Pinworms Patient Information Fact Sheet

Pinworms Patient Information Fact Sheet

What are pinworms?
Pinworms are the most common parasitic worms found in temperate countries and usually affect children under 18 years old. The worms can be spread by children sucking objects or eating food that is contaminated by pinworm eggs. Pinworms are parasites that live in the intestines, but at night the females come out of the rectum to lay their eggs on the skin around the anus. These eggs can cause itching and sometimes inflammation as a result of the person scratching the area constantly. Eggs on the fingers or under the nails can then be transferred to the mouth of the sufferer or other persons, maintaining or spreading the infection. The eggs may also survive in dust for up to 2 weeks and may be passed on if the dust is inhaled. If a child has pinworms it is usual for the whole family to be treated as other members may also be infested even if they do not have any symptoms.

How are pinworms diagnosed?
The tiny worms, like threads of cotton, may be seen moving on feces. You may be asked to apply a piece of clear adhesive tape to the skin near the anus. Pinworm eggs will stick to it, and can be seen under the microscope.

How are pinworms treated?
Pinworms are usually treated with mebendazole.
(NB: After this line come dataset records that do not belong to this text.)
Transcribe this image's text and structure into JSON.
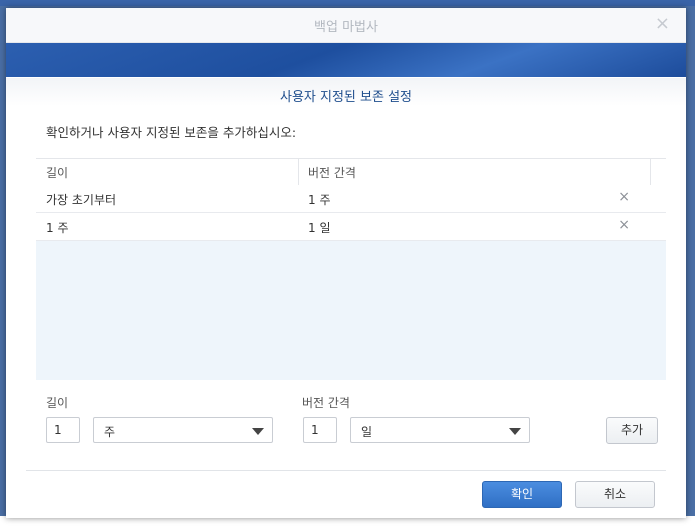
{
  "window": {
    "title": "백업 마법사",
    "close_icon": "×"
  },
  "section_title": "사용자 지정된 보존 설정",
  "description": "확인하거나 사용자 지정된 보존을 추가하십시오:",
  "table": {
    "columns": [
      "길이",
      "버전 간격"
    ],
    "rows": [
      {
        "length": "가장 초기부터",
        "interval": "1 주",
        "delete_icon": "×"
      },
      {
        "length": "1 주",
        "interval": "1 일",
        "delete_icon": "×"
      }
    ]
  },
  "form": {
    "length_label": "길이",
    "length_value": "1",
    "length_unit": "주",
    "interval_label": "버전 간격",
    "interval_value": "1",
    "interval_unit": "일",
    "add_label": "추가"
  },
  "footer": {
    "ok_label": "확인",
    "cancel_label": "취소"
  },
  "colors": {
    "primary": "#2f6fc4",
    "banner": "#1e4f9f",
    "title_text": "#1f4e8d"
  }
}
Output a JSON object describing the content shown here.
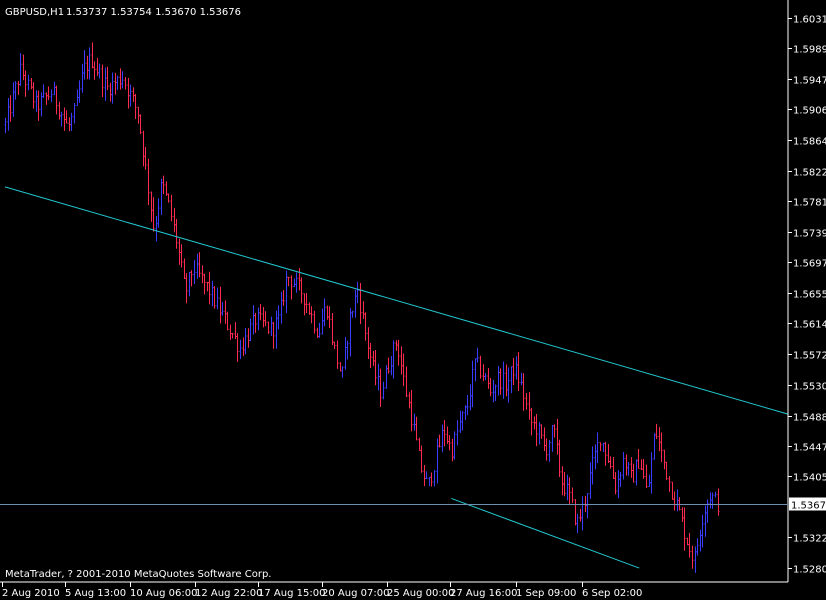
{
  "header": {
    "symbol_period": "GBPUSD,H1",
    "ohlc": "1.53737 1.53754 1.53670 1.53676"
  },
  "footer": {
    "copyright": "MetaTrader, ? 2001-2010 MetaQuotes Software Corp."
  },
  "colors": {
    "background": "#000000",
    "axis": "#ffffff",
    "bull_bar": "#3a3cff",
    "bear_bar": "#ff2a4f",
    "trendline": "#22c7cf",
    "price_line": "#6f8fb0"
  },
  "chart_data": {
    "type": "ohlc-bar",
    "symbol": "GBPUSD",
    "timeframe": "H1",
    "last_price": "1.53676",
    "price_axis": {
      "range": [
        1.5261,
        1.6055
      ],
      "ticks": [
        "1.60310",
        "1.59890",
        "1.59470",
        "1.59060",
        "1.58640",
        "1.58220",
        "1.57810",
        "1.57390",
        "1.56970",
        "1.56550",
        "1.56140",
        "1.55720",
        "1.55300",
        "1.54880",
        "1.54470",
        "1.54050",
        "1.53220",
        "1.52800"
      ]
    },
    "time_axis": {
      "ticks": [
        "2 Aug 2010",
        "5 Aug 13:00",
        "10 Aug 06:00",
        "12 Aug 22:00",
        "17 Aug 15:00",
        "20 Aug 07:00",
        "25 Aug 00:00",
        "27 Aug 16:00",
        "1 Sep 09:00",
        "6 Sep 02:00"
      ]
    },
    "price_path": [
      [
        0,
        1.5885
      ],
      [
        2,
        1.596
      ],
      [
        4,
        1.591
      ],
      [
        6,
        1.593
      ],
      [
        8,
        1.588
      ],
      [
        9,
        1.5905
      ],
      [
        10,
        1.596
      ],
      [
        11,
        1.5975
      ],
      [
        13,
        1.5935
      ],
      [
        15,
        1.595
      ],
      [
        17,
        1.59
      ],
      [
        19,
        1.574
      ],
      [
        20,
        1.5805
      ],
      [
        21,
        1.577
      ],
      [
        22,
        1.572
      ],
      [
        23,
        1.5655
      ],
      [
        24,
        1.569
      ],
      [
        26,
        1.566
      ],
      [
        28,
        1.562
      ],
      [
        30,
        1.558
      ],
      [
        32,
        1.562
      ],
      [
        34,
        1.5605
      ],
      [
        35,
        1.562
      ],
      [
        36,
        1.568
      ],
      [
        38,
        1.5655
      ],
      [
        40,
        1.56
      ],
      [
        41,
        1.564
      ],
      [
        42,
        1.558
      ],
      [
        43,
        1.554
      ],
      [
        44,
        1.562
      ],
      [
        45,
        1.566
      ],
      [
        46,
        1.56
      ],
      [
        47,
        1.555
      ],
      [
        48,
        1.552
      ],
      [
        49,
        1.556
      ],
      [
        50,
        1.559
      ],
      [
        51,
        1.553
      ],
      [
        52,
        1.548
      ],
      [
        53,
        1.542
      ],
      [
        54,
        1.539
      ],
      [
        55,
        1.543
      ],
      [
        56,
        1.547
      ],
      [
        57,
        1.544
      ],
      [
        58,
        1.5475
      ],
      [
        59,
        1.55
      ],
      [
        60,
        1.556
      ],
      [
        61,
        1.5545
      ],
      [
        62,
        1.552
      ],
      [
        63,
        1.554
      ],
      [
        64,
        1.553
      ],
      [
        65,
        1.5555
      ],
      [
        66,
        1.5525
      ],
      [
        67,
        1.548
      ],
      [
        68,
        1.547
      ],
      [
        69,
        1.544
      ],
      [
        70,
        1.547
      ],
      [
        71,
        1.54
      ],
      [
        72,
        1.538
      ],
      [
        73,
        1.534
      ],
      [
        74,
        1.537
      ],
      [
        75,
        1.542
      ],
      [
        76,
        1.546
      ],
      [
        77,
        1.543
      ],
      [
        78,
        1.539
      ],
      [
        79,
        1.543
      ],
      [
        80,
        1.54
      ],
      [
        81,
        1.543
      ],
      [
        82,
        1.538
      ],
      [
        83,
        1.547
      ],
      [
        84,
        1.543
      ],
      [
        85,
        1.539
      ],
      [
        86,
        1.536
      ],
      [
        87,
        1.532
      ],
      [
        88,
        1.529
      ],
      [
        89,
        1.535
      ],
      [
        90,
        1.538
      ],
      [
        91,
        1.5368
      ]
    ],
    "trendlines": [
      {
        "name": "upper",
        "points": [
          [
            0,
            1.58
          ],
          [
            100,
            1.549
          ]
        ]
      },
      {
        "name": "lower",
        "points": [
          [
            57,
            1.5375
          ],
          [
            81,
            1.528
          ]
        ]
      }
    ]
  }
}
They can also be treated with pyrantel pamoate (Pin-X), available over-the-counter, and  albendazole (Albenza), which requires a prescription. Patients are often advised to repeat the dose after 14 days to help prevent re-infection.

Self-help measures

  • Ensure children always wash their hands after going to the bathroom and before meals
  • Shower daily to remove any eggs from the anal area, change underwear daily and bedding regularly
  • Keep fingernails short, ideally children should wear cotton gloves to bed
  • Keep your house as dust-free as possible
  • Treat the whole family on the same day to avoid reinfection

Further Information
Centers for Disease Control and Prevention:

Last Reviewed: May 2013